[Component data from apps and pages]
>>>
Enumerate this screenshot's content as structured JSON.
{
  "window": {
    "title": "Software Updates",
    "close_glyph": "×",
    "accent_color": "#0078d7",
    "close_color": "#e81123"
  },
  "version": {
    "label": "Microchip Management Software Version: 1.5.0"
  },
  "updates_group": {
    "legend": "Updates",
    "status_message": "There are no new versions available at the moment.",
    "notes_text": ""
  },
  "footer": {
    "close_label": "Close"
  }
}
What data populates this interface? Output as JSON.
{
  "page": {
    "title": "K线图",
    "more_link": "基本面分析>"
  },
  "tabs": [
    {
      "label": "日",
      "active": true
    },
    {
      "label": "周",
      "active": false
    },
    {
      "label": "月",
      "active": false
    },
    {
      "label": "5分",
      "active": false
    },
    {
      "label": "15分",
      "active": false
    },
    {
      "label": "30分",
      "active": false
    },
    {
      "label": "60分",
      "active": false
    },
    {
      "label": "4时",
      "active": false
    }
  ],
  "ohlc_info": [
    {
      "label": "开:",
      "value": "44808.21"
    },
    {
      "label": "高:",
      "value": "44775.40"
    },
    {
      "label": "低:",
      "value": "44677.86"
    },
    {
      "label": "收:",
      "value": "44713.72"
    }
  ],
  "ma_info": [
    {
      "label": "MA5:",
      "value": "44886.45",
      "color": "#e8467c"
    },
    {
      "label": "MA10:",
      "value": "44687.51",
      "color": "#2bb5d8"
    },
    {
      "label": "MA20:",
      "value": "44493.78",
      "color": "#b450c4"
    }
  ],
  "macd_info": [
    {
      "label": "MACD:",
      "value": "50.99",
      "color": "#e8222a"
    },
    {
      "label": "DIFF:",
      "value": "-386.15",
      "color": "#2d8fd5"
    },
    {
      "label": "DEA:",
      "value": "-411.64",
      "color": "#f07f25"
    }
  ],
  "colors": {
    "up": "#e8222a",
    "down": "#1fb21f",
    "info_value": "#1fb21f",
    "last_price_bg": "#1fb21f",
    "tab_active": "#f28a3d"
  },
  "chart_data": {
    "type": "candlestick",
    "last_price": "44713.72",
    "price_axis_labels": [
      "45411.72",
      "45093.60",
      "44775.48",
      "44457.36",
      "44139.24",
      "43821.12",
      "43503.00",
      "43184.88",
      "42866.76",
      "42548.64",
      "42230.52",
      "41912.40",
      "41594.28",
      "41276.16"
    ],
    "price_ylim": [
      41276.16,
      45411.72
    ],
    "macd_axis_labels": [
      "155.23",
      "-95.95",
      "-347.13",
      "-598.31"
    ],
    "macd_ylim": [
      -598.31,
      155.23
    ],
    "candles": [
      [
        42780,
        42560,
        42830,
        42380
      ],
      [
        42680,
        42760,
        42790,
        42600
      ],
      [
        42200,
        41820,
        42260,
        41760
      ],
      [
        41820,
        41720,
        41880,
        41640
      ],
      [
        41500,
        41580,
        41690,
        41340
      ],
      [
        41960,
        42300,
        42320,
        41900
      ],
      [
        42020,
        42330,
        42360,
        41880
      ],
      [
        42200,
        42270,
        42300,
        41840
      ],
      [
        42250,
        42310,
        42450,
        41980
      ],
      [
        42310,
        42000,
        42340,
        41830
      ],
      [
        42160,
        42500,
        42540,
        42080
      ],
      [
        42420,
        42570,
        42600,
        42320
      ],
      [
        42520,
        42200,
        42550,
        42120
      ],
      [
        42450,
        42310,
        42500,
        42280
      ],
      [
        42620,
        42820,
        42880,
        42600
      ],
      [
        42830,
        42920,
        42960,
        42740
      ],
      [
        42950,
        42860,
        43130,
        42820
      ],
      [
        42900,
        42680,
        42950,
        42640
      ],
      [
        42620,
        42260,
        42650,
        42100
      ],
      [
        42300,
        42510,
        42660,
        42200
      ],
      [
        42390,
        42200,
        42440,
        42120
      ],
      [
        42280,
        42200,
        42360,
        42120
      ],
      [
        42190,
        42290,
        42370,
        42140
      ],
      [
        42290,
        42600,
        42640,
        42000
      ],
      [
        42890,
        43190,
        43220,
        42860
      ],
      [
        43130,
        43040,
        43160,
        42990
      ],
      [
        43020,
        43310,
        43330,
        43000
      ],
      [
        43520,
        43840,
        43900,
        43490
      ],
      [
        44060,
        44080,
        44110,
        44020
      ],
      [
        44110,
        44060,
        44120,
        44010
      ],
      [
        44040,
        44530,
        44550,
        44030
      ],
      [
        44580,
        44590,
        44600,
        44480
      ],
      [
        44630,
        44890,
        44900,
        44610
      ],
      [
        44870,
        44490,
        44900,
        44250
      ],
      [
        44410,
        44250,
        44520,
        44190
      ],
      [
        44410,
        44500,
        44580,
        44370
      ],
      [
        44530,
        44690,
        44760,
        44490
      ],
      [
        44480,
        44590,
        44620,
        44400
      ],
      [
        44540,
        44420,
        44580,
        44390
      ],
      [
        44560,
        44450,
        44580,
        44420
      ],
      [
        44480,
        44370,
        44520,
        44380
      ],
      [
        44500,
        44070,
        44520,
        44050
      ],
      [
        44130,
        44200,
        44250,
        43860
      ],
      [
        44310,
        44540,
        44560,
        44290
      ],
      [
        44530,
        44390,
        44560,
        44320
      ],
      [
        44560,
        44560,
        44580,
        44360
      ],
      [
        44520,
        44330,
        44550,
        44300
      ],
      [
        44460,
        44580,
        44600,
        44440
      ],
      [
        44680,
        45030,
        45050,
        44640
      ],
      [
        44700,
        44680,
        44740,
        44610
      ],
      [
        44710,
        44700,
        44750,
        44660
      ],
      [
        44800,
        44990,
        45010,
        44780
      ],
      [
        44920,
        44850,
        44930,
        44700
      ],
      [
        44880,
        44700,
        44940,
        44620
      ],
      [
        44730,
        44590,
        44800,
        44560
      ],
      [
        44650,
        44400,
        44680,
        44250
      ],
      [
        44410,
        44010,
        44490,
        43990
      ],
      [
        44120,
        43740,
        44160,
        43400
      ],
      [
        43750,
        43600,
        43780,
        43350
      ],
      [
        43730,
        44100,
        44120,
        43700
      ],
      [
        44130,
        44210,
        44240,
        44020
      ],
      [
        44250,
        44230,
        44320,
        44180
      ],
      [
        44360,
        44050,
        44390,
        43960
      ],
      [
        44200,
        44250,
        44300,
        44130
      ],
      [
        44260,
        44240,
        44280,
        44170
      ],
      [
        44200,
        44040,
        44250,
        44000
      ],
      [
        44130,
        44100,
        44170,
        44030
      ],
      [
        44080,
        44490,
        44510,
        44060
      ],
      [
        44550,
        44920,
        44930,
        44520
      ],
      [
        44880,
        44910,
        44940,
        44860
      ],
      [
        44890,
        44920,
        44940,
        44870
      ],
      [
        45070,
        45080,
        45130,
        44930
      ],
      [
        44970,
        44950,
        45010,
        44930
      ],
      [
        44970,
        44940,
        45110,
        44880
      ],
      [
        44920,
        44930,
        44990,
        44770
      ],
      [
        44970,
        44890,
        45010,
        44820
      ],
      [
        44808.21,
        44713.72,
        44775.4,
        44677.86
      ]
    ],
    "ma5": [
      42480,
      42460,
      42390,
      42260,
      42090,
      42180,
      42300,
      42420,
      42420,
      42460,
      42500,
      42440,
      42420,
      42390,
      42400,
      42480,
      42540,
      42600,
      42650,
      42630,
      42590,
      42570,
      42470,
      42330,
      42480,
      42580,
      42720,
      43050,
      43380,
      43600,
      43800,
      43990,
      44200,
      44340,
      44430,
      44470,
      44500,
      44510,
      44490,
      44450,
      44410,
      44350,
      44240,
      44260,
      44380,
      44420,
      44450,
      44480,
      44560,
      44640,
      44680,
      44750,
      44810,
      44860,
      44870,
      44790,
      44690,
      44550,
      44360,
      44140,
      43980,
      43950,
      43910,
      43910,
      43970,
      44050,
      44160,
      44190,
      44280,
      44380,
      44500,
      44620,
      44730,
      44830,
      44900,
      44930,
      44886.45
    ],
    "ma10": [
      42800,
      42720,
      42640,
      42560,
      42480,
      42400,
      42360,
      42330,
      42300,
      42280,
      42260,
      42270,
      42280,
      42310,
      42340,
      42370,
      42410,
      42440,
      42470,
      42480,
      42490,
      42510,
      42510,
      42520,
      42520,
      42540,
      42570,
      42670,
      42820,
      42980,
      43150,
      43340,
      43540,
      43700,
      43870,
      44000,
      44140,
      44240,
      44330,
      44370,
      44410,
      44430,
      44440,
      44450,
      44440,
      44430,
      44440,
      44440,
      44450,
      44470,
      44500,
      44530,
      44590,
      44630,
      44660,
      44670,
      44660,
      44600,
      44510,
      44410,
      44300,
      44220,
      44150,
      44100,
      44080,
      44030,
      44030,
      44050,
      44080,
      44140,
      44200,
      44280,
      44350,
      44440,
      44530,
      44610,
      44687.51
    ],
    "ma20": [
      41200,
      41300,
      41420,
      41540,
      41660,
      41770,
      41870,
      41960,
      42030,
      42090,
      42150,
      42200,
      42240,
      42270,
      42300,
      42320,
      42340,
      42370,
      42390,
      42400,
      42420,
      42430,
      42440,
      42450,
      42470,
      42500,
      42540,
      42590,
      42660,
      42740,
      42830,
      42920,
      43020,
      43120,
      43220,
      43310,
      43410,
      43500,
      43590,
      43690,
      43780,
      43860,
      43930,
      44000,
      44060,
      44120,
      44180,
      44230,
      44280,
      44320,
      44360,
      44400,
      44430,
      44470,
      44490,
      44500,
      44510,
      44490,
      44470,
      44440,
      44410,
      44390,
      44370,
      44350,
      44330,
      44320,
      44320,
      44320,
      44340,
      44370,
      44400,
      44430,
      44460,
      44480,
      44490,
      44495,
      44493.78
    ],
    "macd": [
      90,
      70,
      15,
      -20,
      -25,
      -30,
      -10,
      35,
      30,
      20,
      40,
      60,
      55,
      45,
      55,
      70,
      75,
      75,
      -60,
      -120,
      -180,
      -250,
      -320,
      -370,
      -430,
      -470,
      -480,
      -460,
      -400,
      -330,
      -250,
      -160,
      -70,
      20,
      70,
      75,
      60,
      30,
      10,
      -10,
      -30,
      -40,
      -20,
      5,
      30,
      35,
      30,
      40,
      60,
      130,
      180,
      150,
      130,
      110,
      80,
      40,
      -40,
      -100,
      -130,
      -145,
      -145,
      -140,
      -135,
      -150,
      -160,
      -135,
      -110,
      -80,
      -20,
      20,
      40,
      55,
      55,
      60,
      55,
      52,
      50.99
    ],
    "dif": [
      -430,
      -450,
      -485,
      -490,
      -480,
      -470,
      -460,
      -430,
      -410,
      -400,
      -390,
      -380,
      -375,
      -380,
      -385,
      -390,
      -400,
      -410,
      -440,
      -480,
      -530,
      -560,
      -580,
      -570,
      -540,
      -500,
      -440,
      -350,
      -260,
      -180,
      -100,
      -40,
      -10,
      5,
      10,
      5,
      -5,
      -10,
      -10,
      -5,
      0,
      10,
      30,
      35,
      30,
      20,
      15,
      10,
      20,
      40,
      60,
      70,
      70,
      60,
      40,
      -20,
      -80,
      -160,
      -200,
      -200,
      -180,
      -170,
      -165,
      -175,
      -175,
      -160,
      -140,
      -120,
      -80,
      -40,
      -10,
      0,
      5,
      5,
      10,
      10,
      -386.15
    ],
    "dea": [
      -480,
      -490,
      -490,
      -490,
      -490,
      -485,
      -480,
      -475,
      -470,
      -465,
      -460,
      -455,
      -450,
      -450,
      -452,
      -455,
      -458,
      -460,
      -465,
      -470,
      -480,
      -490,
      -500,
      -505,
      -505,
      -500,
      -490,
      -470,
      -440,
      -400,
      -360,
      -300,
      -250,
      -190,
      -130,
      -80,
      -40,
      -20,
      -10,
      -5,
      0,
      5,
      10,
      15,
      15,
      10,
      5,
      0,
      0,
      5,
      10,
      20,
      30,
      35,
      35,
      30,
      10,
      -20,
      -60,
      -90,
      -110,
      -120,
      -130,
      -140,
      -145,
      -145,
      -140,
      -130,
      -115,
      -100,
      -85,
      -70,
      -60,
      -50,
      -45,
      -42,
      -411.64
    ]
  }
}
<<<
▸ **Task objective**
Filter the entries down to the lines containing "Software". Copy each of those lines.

▸ **Result of the exercise**
    "title": "Software Updates",
    "label": "Microchip Management Software Version: 1.5.0"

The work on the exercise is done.